__THE RECORDS__.
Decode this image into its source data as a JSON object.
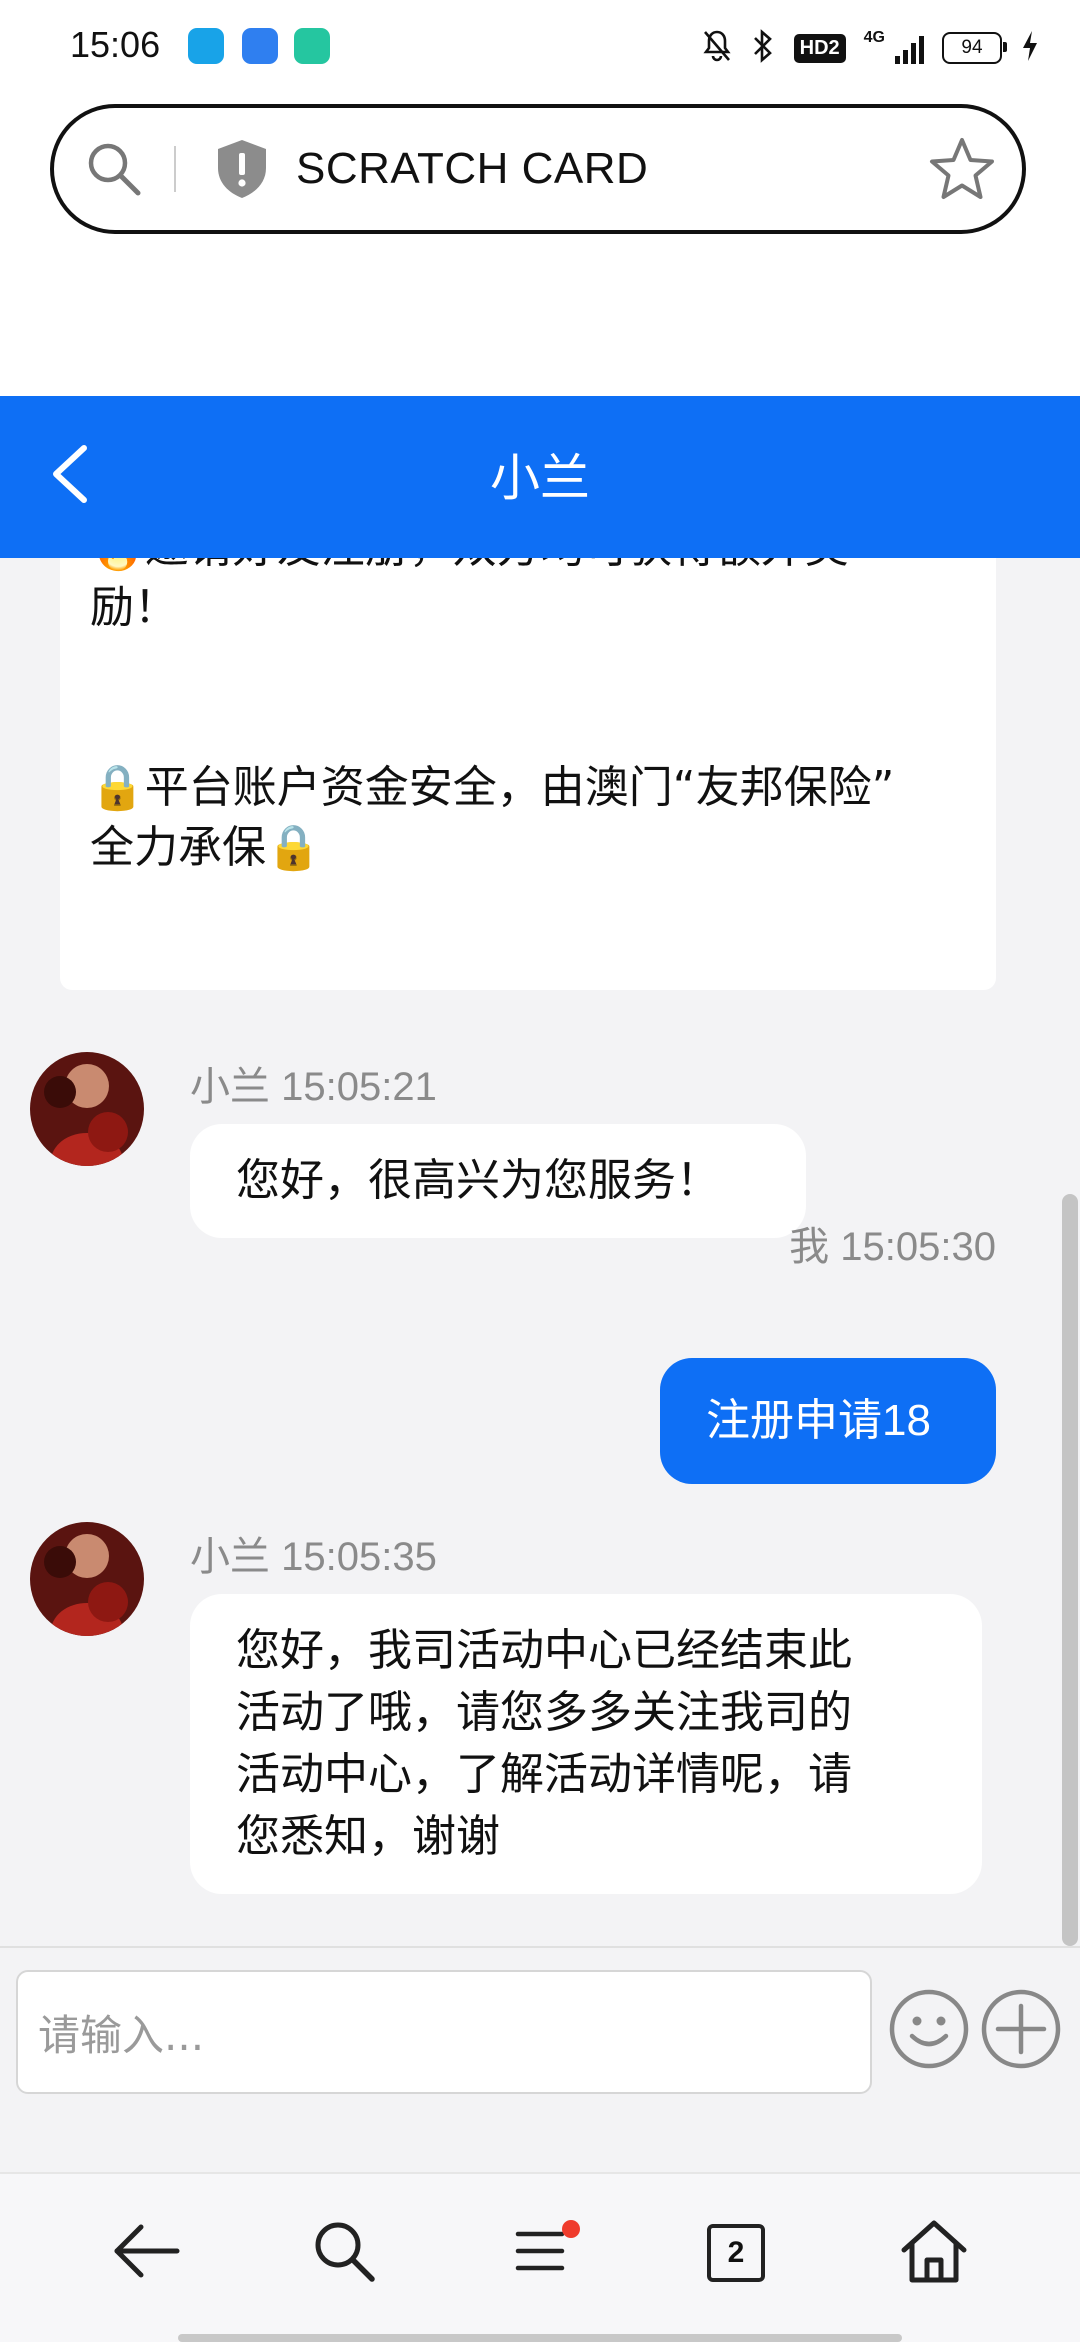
{
  "status_bar": {
    "time": "15:06",
    "network": "4G",
    "hd_label": "HD2",
    "battery": "94",
    "icons": [
      "mute-bell-icon",
      "bluetooth-icon",
      "signal-icon",
      "charging-icon"
    ]
  },
  "browser": {
    "url_title": "SCRATCH CARD",
    "icons": [
      "search-icon",
      "shield-icon",
      "star-icon"
    ]
  },
  "chat": {
    "title": "小兰",
    "info_card": {
      "lines": [
        "🔥邀请好友注册，双方均可获得额外奖",
        "励！",
        "🔒平台账户资金安全，由澳门“友邦保险”",
        "全力承保🔒"
      ]
    },
    "messages": [
      {
        "side": "left",
        "sender": "小兰",
        "time": "15:05:21",
        "meta": "小兰 15:05:21",
        "lines": [
          "您好，很高兴为您服务！"
        ]
      },
      {
        "side": "right",
        "sender": "我",
        "time": "15:05:30",
        "meta": "我 15:05:30",
        "lines": [
          "注册申请18"
        ]
      },
      {
        "side": "left",
        "sender": "小兰",
        "time": "15:05:35",
        "meta": "小兰 15:05:35",
        "lines": [
          "您好，我司活动中心已经结束此",
          "活动了哦，请您多多关注我司的",
          "活动中心，了解活动详情呢，请",
          "您悉知，谢谢"
        ]
      }
    ]
  },
  "input": {
    "placeholder": "请输入..."
  },
  "bottom_nav": {
    "tab_count": "2",
    "items": [
      "back-icon",
      "search-icon",
      "menu-icon",
      "tabs-icon",
      "home-icon"
    ]
  },
  "colors": {
    "accent": "#0e6ff5",
    "background": "#f3f3f5",
    "notification_dot": "#ef3b2c"
  }
}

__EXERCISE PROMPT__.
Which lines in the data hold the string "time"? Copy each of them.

__REPLY TO THE EXERCISE__.
    "time": "15:06",
        "time": "15:05:21",
        "time": "15:05:30",
        "time": "15:05:35",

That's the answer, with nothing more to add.